The Football Association of Wales (FAW) recognises that children do not perform the same as adults in an 11-a-side game. Therefore a modified version is required to meet the developmental needs of young players while maintaining all the features and essence of the full game. Mini Football is recognised by the FAW as the only form of football in Wales for children Under 11 years of age.


Mini Football is a modified version of the 11-a-side game. It gives children the chance to play real football, for a real team, whilst experiencing an enjoyable and fun introduction to football through small sided games.


All available research shows that children have more fun and learn more playing a game within smaller teams. Mini Football is therefore ideal for girls and boys under 11 years of age in terms of maximizing their enjoyment and technical/skill development.



1. Take an active part in the game and have fun without any pressure from parents, coaches or managers.

2. Learn to play within a team.

3. Understand and observe the rules of football.

4. Develop the skills and techniques to play football.

5. Be able to take part whatever their ability.

6. Have plenty of contact with the ball.


Mini football is for girls and boys aged 5 to 11 of all abilities who are interested in football (all children of primary school age). The FAW believes that children should learn how to compete to win fairly, skillfully and within the rules of the game. At this age striving to win is more important than the outcome, winning is not everything, making the effort is.

Mini Football:

1. Recognises that children do not perform and compete as adults and therefore its rules are adapted to meet the needs of children.

2. Has all the features of real football for children.

3. Recognises the value of competitiveness for children and provides an appropriate environment.

4. Sets a standard and a framework of behaviour on and off the pitch.

5. Is for boys and girls regardless of their ability.

Mini Football FAQs

Q. How will 4v4, 5v5 and 6v6 work? We have lots of children at these age groups so we will need more coaches if you are saying one coach per team.

A. According to the Club Accreditation criteria the required ratio of coach to players is 1 to 16 with an additional CRB checked volunteer. Should clubs adhere to this criteria no additional staffing is required.
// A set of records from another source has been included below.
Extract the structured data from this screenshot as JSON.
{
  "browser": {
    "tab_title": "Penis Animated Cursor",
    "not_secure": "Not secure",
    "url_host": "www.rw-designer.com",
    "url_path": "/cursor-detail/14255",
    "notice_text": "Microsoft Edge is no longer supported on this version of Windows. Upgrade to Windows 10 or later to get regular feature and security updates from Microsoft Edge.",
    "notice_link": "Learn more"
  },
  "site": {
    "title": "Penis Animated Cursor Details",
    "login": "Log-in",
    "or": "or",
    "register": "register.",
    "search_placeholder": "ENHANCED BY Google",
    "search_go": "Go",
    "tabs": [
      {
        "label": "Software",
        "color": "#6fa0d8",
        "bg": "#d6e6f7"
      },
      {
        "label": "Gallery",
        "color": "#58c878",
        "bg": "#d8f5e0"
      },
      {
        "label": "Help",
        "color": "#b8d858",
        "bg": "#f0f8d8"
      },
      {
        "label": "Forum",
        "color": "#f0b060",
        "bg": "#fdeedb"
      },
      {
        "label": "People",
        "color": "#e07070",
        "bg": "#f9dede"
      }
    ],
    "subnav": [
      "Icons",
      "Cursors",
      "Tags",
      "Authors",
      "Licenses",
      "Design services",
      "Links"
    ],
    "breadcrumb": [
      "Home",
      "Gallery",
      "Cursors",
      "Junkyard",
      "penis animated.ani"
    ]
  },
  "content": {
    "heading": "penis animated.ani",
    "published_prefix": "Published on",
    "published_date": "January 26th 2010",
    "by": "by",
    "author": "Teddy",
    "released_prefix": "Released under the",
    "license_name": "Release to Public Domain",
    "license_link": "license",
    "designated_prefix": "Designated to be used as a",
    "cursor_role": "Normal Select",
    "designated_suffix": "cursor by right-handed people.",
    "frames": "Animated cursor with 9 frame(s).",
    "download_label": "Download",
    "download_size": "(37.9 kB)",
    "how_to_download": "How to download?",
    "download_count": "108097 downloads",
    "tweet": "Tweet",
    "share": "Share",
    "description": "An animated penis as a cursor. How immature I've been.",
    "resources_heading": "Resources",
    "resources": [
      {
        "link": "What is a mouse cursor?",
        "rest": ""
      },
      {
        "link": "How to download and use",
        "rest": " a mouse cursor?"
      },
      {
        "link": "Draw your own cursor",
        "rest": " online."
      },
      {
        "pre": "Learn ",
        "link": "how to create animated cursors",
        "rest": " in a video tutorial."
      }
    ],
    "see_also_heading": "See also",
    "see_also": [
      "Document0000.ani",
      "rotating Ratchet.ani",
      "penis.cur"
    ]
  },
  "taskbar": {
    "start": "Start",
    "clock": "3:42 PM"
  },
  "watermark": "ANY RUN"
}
Rather than home and away fixtures for the smaller-sided teams, running Central Venue fixtures would alleviate that problem as players, parents and coaches are in one place.

Q. Why do we need to change things? Wales are doing something right with the success at U21 level and we have been doing Mini Football for 12 years.

A. Agreed, but there are many parts to ensuring success at U21 level; ensuring that the Talent ID structures, competition structures, Coach Education courses are all right. We are constantly learning from other Football Associations across the world to improve our own structures in Wales.

UEFA have also stipulated that they would approve of member associations to implement small sided games. They recommend a maximum of 4v4 to U8.

Q. We already have Mini football guidelines, why change them?

A. The proposal has been part of the FAW guidelines for many years now and was originally drafted following research into programmes within other countries. Some leagues adopted this format when the guidelines were first produced. We are now moving towards a standardised, nation-wide structure for Mini Football in Wales by formalising these existing guidelines in the FAW regulations. The guidelines have been reappraised because of further research into small sided football conducted by the FAW and UEFA.

Q. Who did you consult with? We don’t feel as though we have been a part of the process!

A. Consultation was carried out with Junior Leagues via Area Associations Forums or Youth and Development committee meetings. Please provide us with feedback on the new structure via the WFT website. We are interested in your opinions!